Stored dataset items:
++++++++++++++++++++
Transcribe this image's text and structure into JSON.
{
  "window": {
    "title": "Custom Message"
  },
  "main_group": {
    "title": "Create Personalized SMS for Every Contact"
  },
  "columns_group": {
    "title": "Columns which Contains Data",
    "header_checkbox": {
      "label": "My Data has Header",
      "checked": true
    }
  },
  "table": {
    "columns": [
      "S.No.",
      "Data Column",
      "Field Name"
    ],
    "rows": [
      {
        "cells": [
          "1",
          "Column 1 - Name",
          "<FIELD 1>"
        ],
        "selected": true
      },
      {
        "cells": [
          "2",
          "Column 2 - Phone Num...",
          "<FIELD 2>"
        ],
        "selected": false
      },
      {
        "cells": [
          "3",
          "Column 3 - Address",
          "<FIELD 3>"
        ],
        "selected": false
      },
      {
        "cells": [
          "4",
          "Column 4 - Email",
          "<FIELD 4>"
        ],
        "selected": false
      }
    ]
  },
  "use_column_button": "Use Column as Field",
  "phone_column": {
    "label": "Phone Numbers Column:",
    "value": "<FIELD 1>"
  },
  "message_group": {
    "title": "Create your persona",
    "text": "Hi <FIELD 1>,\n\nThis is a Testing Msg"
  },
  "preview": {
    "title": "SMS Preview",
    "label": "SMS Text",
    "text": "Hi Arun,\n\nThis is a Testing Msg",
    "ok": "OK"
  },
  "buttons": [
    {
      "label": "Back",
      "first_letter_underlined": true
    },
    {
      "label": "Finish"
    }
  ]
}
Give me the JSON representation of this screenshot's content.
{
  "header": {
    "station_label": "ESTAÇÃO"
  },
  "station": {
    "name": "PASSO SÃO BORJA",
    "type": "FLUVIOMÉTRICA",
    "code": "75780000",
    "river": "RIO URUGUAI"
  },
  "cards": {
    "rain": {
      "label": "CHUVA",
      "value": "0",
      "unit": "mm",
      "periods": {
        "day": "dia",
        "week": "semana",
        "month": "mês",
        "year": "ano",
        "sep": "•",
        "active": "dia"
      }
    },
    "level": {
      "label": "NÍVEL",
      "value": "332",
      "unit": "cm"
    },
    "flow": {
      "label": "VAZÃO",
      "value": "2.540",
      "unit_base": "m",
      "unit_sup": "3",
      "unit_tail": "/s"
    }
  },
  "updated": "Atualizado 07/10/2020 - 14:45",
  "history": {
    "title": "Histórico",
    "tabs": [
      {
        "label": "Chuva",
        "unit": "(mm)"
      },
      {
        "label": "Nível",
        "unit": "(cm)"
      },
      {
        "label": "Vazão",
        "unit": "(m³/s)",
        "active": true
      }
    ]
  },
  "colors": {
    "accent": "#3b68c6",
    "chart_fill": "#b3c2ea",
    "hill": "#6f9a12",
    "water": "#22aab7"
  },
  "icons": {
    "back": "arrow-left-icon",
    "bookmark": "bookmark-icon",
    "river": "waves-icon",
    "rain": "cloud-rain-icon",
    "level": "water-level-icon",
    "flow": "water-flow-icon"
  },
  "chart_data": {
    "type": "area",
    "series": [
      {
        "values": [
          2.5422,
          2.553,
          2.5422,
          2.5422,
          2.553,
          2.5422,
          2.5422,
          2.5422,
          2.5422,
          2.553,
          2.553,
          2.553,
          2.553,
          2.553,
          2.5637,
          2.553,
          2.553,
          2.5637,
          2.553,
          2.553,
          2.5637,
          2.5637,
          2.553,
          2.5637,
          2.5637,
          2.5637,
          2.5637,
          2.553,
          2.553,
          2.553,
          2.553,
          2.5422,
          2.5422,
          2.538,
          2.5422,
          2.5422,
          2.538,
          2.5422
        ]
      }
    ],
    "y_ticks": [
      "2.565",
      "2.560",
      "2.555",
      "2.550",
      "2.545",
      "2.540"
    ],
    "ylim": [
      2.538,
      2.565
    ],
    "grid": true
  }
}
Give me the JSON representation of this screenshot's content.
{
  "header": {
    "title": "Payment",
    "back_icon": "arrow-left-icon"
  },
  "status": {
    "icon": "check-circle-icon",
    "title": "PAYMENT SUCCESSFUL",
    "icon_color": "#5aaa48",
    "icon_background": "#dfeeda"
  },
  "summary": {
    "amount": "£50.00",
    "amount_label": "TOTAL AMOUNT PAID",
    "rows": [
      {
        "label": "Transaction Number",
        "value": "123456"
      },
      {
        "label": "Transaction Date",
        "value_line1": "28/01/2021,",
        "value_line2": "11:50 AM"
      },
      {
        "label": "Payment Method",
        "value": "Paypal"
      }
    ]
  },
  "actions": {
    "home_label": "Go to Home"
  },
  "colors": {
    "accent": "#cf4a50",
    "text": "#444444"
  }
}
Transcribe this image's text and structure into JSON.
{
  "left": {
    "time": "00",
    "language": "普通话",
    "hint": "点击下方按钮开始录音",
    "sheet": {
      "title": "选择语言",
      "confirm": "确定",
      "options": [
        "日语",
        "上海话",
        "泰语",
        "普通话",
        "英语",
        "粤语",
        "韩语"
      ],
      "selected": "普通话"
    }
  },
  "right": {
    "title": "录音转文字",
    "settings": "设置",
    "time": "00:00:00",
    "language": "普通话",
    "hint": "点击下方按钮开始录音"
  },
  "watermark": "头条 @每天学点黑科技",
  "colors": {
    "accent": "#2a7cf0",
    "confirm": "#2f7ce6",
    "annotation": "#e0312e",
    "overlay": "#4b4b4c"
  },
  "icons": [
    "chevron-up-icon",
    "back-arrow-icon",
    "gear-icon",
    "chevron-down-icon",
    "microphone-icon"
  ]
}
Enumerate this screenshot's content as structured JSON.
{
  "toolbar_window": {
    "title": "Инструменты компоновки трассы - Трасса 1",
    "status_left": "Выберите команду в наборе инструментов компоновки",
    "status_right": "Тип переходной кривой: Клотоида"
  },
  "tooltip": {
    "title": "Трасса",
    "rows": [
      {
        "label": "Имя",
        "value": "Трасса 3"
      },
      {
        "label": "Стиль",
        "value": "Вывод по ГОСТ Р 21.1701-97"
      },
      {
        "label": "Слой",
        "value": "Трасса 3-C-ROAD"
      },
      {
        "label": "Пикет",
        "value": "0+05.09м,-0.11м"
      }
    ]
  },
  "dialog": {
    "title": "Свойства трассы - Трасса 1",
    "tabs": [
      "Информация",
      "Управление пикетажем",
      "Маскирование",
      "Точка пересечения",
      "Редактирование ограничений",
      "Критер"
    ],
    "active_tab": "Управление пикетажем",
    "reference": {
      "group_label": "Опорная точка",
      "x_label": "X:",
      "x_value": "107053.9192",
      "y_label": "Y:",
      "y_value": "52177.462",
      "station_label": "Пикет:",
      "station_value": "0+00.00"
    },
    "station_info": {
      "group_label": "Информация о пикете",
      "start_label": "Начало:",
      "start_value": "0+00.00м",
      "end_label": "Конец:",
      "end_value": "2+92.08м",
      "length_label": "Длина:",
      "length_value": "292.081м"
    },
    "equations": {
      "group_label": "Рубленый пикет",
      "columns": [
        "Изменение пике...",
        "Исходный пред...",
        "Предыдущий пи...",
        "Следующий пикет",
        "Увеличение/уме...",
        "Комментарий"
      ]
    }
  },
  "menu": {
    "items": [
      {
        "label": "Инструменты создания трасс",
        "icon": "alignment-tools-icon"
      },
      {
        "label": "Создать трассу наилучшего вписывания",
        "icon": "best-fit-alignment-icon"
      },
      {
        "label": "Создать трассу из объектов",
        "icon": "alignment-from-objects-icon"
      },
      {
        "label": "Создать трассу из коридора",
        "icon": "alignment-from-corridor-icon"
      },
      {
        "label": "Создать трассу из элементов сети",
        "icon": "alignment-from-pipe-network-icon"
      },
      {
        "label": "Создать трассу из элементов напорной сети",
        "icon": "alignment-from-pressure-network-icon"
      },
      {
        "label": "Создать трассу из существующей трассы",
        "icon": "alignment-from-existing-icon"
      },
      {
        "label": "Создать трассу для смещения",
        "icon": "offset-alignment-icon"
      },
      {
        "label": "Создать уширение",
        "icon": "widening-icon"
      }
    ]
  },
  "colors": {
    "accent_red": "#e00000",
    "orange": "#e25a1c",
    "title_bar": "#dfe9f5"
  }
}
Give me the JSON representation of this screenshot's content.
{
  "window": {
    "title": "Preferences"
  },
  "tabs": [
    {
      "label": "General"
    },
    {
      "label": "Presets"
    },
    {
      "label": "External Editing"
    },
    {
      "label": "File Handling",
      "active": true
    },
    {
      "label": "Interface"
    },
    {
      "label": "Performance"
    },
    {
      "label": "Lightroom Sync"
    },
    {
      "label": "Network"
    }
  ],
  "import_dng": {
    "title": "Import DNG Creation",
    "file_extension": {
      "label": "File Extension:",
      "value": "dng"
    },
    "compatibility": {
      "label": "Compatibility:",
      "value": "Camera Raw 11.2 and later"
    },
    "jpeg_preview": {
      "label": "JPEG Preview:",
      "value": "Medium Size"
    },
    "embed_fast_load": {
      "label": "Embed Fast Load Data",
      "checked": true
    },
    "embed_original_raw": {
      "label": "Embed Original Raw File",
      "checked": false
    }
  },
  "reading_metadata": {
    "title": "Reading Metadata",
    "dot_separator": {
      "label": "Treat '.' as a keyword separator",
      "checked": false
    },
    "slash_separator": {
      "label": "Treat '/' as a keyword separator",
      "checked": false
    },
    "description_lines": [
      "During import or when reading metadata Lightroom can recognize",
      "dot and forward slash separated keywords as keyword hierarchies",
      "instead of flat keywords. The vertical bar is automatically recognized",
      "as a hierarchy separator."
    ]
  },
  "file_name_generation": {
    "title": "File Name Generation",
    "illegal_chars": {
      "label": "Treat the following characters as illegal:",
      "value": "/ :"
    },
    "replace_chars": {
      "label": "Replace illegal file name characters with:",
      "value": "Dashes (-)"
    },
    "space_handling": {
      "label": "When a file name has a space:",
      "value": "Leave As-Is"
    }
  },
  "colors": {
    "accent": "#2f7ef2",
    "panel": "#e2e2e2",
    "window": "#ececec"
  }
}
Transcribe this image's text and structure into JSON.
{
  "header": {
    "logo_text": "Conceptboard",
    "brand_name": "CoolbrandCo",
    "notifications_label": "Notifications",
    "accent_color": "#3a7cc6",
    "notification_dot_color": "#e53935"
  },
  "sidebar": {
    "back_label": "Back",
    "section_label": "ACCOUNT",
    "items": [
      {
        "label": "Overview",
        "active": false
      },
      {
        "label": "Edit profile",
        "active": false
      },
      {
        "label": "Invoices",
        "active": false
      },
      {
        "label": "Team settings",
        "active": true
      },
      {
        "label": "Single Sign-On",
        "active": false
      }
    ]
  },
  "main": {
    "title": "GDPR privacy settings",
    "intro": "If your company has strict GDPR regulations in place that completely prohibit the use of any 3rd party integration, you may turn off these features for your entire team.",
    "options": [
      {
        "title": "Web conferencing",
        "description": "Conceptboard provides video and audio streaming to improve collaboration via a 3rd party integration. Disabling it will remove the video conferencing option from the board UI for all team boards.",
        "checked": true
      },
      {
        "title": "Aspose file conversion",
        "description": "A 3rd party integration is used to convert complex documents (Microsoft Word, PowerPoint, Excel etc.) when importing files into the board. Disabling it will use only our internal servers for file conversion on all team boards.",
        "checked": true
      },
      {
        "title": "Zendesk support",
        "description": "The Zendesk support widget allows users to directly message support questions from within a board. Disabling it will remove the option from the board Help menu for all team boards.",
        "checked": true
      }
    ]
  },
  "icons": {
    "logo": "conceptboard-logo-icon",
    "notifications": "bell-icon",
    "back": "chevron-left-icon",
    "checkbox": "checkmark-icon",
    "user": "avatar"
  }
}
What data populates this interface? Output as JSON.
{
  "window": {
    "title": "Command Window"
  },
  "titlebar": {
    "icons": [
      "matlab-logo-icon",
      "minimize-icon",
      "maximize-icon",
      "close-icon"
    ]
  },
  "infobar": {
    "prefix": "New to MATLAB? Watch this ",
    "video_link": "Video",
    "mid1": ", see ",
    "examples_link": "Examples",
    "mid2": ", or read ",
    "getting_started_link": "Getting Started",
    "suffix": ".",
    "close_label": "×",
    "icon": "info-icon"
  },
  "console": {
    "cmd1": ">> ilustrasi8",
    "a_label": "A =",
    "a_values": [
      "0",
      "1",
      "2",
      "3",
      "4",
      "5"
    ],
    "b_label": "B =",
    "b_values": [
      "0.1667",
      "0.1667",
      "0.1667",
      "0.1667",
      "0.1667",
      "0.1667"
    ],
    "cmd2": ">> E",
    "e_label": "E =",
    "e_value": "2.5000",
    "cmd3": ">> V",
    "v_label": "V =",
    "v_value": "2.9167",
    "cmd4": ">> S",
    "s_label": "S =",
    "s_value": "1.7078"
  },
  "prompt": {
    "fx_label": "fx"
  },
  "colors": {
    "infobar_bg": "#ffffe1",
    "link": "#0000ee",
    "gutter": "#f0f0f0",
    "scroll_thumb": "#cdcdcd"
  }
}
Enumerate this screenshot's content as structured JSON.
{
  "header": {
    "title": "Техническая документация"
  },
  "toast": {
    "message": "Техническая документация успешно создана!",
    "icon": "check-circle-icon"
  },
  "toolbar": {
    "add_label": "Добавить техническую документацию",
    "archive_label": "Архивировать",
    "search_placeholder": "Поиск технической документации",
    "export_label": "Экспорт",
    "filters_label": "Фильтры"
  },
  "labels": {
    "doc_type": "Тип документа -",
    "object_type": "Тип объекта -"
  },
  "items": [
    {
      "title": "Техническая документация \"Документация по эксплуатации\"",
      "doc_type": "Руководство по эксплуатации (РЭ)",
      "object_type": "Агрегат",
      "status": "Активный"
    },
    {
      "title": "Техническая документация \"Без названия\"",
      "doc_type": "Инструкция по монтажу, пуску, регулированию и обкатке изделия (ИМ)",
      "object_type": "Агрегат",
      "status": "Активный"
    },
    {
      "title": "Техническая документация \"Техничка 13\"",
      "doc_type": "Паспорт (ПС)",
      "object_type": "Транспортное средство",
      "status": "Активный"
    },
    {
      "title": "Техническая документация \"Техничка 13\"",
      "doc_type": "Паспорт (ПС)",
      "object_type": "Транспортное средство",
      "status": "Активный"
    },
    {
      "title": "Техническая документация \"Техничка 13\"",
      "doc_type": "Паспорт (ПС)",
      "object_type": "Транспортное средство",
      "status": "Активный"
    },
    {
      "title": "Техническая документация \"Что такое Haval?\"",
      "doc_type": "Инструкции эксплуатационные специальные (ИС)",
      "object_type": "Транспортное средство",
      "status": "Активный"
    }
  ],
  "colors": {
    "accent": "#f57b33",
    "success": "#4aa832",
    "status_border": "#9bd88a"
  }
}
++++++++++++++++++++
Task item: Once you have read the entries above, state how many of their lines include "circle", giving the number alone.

Expected answer: 2